Good news is, the 80-year-old Picasso piece named the Portrait of Dora Maar
and depicting “a young Yugoslavian photographer, whose real name was Dora
Markovic” and a friend of the world’s renowned artist has been recovered, 20 years after it was stolen from
its Saudi owner back in 1999.
While joyous and a relieve for the art world, it’s also a wake-up call for the $63.7 billion industry highlighting the need of blockchain, a digital ledger system where registry of the valuable assets can be kept for perpetuity without the risk of distortion. This is a warning from Stephen Howes, an arts dealer at Thomas Crown Art, who notes that crime though persistent and even affected the likes of Da Vinci and Van Gogh is unfortunately on the rise.
“It’s a problem that seems to be on the rise. It has been reported that the vast majority of art and antiquities on major retail bidding sites are thought to be artistic fakes.
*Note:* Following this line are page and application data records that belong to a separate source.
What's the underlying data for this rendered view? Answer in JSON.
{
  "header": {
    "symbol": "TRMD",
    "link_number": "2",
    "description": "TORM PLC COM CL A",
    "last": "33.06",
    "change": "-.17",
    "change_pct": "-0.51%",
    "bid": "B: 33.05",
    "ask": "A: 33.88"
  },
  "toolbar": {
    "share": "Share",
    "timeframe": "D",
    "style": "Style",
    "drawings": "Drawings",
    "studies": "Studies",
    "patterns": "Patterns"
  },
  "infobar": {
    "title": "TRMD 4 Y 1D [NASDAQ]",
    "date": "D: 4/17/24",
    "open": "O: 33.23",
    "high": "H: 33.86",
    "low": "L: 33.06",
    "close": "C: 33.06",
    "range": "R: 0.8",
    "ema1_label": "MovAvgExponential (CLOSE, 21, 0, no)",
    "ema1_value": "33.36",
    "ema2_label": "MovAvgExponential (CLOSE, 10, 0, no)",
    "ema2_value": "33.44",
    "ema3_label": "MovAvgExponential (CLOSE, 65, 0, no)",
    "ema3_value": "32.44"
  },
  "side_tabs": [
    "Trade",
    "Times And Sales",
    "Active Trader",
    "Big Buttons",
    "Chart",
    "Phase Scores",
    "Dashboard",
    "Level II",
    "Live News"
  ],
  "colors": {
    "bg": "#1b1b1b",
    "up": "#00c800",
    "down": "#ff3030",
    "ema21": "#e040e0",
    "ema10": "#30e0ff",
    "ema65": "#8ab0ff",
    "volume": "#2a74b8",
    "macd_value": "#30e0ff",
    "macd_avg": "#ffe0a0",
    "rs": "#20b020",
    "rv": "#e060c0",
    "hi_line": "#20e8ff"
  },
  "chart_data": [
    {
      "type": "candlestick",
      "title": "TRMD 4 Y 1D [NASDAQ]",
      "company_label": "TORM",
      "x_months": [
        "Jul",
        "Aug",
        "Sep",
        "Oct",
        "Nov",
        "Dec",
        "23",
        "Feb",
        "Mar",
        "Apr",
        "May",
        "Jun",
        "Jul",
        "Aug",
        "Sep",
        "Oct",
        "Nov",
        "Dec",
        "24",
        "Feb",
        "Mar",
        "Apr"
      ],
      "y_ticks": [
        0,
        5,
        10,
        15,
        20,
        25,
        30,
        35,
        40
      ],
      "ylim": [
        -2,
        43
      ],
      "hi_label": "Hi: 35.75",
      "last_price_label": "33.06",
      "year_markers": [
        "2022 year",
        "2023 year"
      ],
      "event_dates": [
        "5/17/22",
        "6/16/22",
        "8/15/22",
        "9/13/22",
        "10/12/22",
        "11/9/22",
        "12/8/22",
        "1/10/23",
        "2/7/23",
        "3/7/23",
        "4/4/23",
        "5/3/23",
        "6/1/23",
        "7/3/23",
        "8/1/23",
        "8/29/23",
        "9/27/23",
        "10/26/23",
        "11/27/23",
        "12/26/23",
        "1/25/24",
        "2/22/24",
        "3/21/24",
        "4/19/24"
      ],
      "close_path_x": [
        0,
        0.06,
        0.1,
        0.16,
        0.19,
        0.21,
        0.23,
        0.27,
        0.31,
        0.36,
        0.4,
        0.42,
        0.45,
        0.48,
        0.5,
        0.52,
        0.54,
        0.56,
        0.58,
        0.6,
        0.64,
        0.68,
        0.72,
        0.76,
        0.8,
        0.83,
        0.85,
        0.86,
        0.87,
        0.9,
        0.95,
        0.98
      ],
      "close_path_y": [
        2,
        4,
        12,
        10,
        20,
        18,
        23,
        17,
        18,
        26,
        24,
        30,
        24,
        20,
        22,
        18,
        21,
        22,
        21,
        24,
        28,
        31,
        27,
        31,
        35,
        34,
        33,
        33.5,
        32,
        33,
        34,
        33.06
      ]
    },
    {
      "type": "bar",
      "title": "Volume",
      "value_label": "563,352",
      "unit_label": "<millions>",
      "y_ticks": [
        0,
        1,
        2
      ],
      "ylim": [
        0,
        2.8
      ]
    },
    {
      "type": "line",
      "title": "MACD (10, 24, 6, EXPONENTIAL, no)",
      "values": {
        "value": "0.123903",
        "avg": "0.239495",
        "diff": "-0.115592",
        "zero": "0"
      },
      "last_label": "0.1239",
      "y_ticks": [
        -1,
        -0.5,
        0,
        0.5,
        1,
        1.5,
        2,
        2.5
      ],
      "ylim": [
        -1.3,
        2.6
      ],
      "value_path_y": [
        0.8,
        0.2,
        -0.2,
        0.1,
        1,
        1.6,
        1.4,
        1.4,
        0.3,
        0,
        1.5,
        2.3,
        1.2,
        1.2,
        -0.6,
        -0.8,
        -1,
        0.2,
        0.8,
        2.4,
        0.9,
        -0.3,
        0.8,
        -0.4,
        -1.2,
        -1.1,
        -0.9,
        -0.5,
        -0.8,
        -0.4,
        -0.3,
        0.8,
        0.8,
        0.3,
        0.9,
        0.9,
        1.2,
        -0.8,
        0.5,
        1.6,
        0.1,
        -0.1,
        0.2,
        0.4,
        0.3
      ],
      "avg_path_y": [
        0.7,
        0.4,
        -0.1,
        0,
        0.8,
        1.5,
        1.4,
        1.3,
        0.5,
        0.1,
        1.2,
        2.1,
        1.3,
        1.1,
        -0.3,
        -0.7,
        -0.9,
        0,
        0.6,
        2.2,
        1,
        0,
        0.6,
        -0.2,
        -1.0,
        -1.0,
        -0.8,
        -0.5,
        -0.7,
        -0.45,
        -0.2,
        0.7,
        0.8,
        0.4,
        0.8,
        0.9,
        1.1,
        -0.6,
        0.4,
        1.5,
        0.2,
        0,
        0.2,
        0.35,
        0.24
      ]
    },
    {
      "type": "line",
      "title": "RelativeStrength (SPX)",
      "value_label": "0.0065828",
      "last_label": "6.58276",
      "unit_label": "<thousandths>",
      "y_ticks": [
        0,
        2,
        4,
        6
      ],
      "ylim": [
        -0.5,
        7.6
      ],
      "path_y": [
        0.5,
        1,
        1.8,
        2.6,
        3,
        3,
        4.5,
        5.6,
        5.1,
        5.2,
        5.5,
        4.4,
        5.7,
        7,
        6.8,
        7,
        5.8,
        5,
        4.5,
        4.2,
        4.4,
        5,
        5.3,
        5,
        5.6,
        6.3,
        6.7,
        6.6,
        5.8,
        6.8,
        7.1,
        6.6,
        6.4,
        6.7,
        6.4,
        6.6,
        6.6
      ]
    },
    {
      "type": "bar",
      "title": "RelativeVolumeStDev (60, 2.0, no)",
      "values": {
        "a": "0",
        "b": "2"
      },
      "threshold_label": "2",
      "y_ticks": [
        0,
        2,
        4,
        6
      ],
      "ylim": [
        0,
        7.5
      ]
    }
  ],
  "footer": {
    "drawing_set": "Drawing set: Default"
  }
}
Meanwhile, according to research, more than 90 per cent of museum art thefts involves an insider, often using high level forgery techniques to produce fakes.”
Thomas Crown Art employs blockchain
technology for provenance, walletizing each art piece under their custody and
linking its Certificate of Provenance to a smart contract running off a blockchain.
If blockchain was in existence 20 years ago, then Howe concludes that “it might
well have stopped this incredible Picasso piece being lost for more than two
decades.” This is so because:
“blockchain provides the ability to store a permanent, immutable record of artwork at the point of creation or beyond which can be used to authenticate registered works by anyone with an internet connection.”
The $63.7 Billion Arts Market
Indeed, we are living in a golden era. The age of largess. And there are strong economic indicators that the gap between the rich and the poor is widening. Unfortunately, that’s how disproportional that world is and the ultra-rich will continue splashing cash on magnificence. So, just how big is the Arts marketplace? Well, for the first time since 2014, more people were willing to buy rare piece meaning the market expanded by 12 percent throughout 2017 to a massive $63.7 billion in total global sales according to data compiled by The Art Market | 2018.
That collaborates with statistics from Statista which shows that the
$63.7 billion were as a result of 37 million transactions executed in 2017. And
it had a cascading effect bringing good tidings to the US economy. A joint report by the
US Commerce Department’s Bureau of Economic Analysis and the National Endowment
for the Arts reveals that the art market generated $763.6 billion per year or
slightly over 4.2 percent of the world’s largest economy from statistics gathered
between 1998 to 2017. Out of this the 4.9 million Americans employed in the
creatives industry earned $372 billion in 2015 alone.